__Data to process__.
┏━━
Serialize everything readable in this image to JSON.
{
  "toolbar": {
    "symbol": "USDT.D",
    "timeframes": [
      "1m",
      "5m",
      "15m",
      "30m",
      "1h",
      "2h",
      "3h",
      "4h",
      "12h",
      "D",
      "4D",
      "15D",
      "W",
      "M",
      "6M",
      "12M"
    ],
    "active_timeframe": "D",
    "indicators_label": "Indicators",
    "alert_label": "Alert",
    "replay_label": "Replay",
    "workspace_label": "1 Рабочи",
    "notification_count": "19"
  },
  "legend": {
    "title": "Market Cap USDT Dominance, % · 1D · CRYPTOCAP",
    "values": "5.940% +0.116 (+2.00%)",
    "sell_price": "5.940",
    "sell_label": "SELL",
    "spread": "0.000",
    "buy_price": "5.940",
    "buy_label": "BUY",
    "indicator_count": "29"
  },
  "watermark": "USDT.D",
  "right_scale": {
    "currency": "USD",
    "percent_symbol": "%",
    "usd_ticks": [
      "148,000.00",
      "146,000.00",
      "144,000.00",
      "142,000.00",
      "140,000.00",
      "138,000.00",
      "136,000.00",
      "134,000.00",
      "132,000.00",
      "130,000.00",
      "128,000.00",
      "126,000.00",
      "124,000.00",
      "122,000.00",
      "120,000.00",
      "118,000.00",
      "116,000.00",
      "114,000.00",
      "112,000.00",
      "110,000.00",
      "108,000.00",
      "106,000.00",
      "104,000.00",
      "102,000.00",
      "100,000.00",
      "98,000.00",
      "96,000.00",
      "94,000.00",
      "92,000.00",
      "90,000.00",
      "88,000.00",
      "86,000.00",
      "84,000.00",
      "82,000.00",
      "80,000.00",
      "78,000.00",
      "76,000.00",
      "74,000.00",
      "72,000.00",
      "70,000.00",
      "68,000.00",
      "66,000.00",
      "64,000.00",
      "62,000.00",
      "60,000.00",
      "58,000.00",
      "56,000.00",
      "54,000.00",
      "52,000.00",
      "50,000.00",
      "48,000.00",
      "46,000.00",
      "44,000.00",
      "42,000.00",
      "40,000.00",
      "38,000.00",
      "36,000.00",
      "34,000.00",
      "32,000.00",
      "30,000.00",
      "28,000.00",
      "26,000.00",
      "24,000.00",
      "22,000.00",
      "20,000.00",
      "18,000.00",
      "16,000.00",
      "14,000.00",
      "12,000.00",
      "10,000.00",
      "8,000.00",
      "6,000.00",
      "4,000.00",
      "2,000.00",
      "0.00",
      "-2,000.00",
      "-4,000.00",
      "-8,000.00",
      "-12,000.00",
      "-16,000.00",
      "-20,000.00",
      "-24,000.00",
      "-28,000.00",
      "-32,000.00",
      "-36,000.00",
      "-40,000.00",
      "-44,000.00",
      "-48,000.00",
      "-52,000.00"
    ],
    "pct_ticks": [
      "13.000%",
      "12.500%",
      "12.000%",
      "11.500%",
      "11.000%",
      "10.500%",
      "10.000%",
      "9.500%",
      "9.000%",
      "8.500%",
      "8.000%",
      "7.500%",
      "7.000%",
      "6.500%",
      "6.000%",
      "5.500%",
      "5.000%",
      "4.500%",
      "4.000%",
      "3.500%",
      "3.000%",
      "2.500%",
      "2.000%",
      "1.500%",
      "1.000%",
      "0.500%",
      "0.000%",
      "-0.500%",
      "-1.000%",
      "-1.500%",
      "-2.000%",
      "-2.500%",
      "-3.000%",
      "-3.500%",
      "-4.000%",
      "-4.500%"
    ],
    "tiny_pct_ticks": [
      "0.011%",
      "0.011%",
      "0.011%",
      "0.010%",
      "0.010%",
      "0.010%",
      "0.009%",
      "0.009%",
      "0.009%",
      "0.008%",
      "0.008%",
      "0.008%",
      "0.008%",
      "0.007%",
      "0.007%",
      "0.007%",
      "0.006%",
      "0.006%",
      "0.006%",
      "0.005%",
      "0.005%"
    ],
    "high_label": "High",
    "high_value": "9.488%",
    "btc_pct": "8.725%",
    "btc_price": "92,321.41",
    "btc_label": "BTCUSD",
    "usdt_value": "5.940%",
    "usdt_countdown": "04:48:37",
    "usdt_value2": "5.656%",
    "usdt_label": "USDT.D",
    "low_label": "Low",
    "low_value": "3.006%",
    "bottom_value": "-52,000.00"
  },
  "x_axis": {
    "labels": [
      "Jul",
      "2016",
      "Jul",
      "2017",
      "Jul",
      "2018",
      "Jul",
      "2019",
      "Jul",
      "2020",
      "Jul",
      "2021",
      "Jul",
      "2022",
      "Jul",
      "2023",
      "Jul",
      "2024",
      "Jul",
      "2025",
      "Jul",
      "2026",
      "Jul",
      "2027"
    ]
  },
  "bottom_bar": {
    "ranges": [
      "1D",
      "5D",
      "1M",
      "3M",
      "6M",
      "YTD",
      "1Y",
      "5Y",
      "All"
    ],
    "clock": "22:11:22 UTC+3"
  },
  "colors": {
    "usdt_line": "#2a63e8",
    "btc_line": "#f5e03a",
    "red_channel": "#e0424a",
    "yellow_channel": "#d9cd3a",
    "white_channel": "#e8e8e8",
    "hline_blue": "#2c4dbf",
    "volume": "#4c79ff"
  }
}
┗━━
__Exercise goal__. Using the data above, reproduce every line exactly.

__Problem solution__.
Serialize everything readable in this image to JSON.
{
  "toolbar": {
    "symbol": "USDT.D",
    "timeframes": [
      "1m",
      "5m",
      "15m",
      "30m",
      "1h",
      "2h",
      "3h",
      "4h",
      "12h",
      "D",
      "4D",
      "15D",
      "W",
      "M",
      "6M",
      "12M"
    ],
    "active_timeframe": "D",
    "indicators_label": "Indicators",
    "alert_label": "Alert",
    "replay_label": "Replay",
    "workspace_label": "1 Рабочи",
    "notification_count": "19"
  },
  "legend": {
    "title": "Market Cap USDT Dominance, % · 1D · CRYPTOCAP",
    "values": "5.940% +0.116 (+2.00%)",
    "sell_price": "5.940",
    "sell_label": "SELL",
    "spread": "0.000",
    "buy_price": "5.940",
    "buy_label": "BUY",
    "indicator_count": "29"
  },
  "watermark": "USDT.D",
  "right_scale": {
    "currency": "USD",
    "percent_symbol": "%",
    "usd_ticks": [
      "148,000.00",
      "146,000.00",
      "144,000.00",
      "142,000.00",
      "140,000.00",
      "138,000.00",
      "136,000.00",
      "134,000.00",
      "132,000.00",
      "130,000.00",
      "128,000.00",
      "126,000.00",
      "124,000.00",
      "122,000.00",
      "120,000.00",
      "118,000.00",
      "116,000.00",
      "114,000.00",
      "112,000.00",
      "110,000.00",
      "108,000.00",
      "106,000.00",
      "104,000.00",
      "102,000.00",
      "100,000.00",
      "98,000.00",
      "96,000.00",
      "94,000.00",
      "92,000.00",
      "90,000.00",
      "88,000.00",
      "86,000.00",
      "84,000.00",
      "82,000.00",
      "80,000.00",
      "78,000.00",
      "76,000.00",
      "74,000.00",
      "72,000.00",
      "70,000.00",
      "68,000.00",
      "66,000.00",
      "64,000.00",
      "62,000.00",
      "60,000.00",
      "58,000.00",
      "56,000.00",
      "54,000.00",
      "52,000.00",
      "50,000.00",
      "48,000.00",
      "46,000.00",
      "44,000.00",
      "42,000.00",
      "40,000.00",
      "38,000.00",
      "36,000.00",
      "34,000.00",
      "32,000.00",
      "30,000.00",
      "28,000.00",
      "26,000.00",
      "24,000.00",
      "22,000.00",
      "20,000.00",
      "18,000.00",
      "16,000.00",
      "14,000.00",
      "12,000.00",
      "10,000.00",
      "8,000.00",
      "6,000.00",
      "4,000.00",
      "2,000.00",
      "0.00",
      "-2,000.00",
      "-4,000.00",
      "-8,000.00",
      "-12,000.00",
      "-16,000.00",
      "-20,000.00",
      "-24,000.00",
      "-28,000.00",
      "-32,000.00",
      "-36,000.00",
      "-40,000.00",
      "-44,000.00",
      "-48,000.00",
      "-52,000.00"
    ],
    "pct_ticks": [
      "13.000%",
      "12.500%",
      "12.000%",
      "11.500%",
      "11.000%",
      "10.500%",
      "10.000%",
      "9.500%",
      "9.000%",
      "8.500%",
      "8.000%",
      "7.500%",
      "7.000%",
      "6.500%",
      "6.000%",
      "5.500%",
      "5.000%",
      "4.500%",
      "4.000%",
      "3.500%",
      "3.000%",
      "2.500%",
      "2.000%",
      "1.500%",
      "1.000%",
      "0.500%",
      "0.000%",
      "-0.500%",
      "-1.000%",
      "-1.500%",
      "-2.000%",
      "-2.500%",
      "-3.000%",
      "-3.500%",
      "-4.000%",
      "-4.500%"
    ],
    "tiny_pct_ticks": [
      "0.011%",
      "0.011%",
      "0.011%",
      "0.010%",
      "0.010%",
      "0.010%",
      "0.009%",
      "0.009%",
      "0.009%",
      "0.008%",
      "0.008%",
      "0.008%",
      "0.008%",
      "0.007%",
      "0.007%",
      "0.007%",
      "0.006%",
      "0.006%",
      "0.006%",
      "0.005%",
      "0.005%"
    ],
    "high_label": "High",
    "high_value": "9.488%",
    "btc_pct": "8.725%",
    "btc_price": "92,321.41",
    "btc_label": "BTCUSD",
    "usdt_value": "5.940%",
    "usdt_countdown": "04:48:37",
    "usdt_value2": "5.656%",
    "usdt_label": "USDT.D",
    "low_label": "Low",
    "low_value": "3.006%",
    "bottom_value": "-52,000.00"
  },
  "x_axis": {
    "labels": [
      "Jul",
      "2016",
      "Jul",
      "2017",
      "Jul",
      "2018",
      "Jul",
      "2019",
      "Jul",
      "2020",
      "Jul",
      "2021",
      "Jul",
      "2022",
      "Jul",
      "2023",
      "Jul",
      "2024",
      "Jul",
      "2025",
      "Jul",
      "2026",
      "Jul",
      "2027"
    ]
  },
  "bottom_bar": {
    "ranges": [
      "1D",
      "5D",
      "1M",
      "3M",
      "6M",
      "YTD",
      "1Y",
      "5Y",
      "All"
    ],
    "clock": "22:11:22 UTC+3"
  },
  "colors": {
    "usdt_line": "#2a63e8",
    "btc_line": "#f5e03a",
    "red_channel": "#e0424a",
    "yellow_channel": "#d9cd3a",
    "white_channel": "#e8e8e8",
    "hline_blue": "#2c4dbf",
    "volume": "#4c79ff"
  }
}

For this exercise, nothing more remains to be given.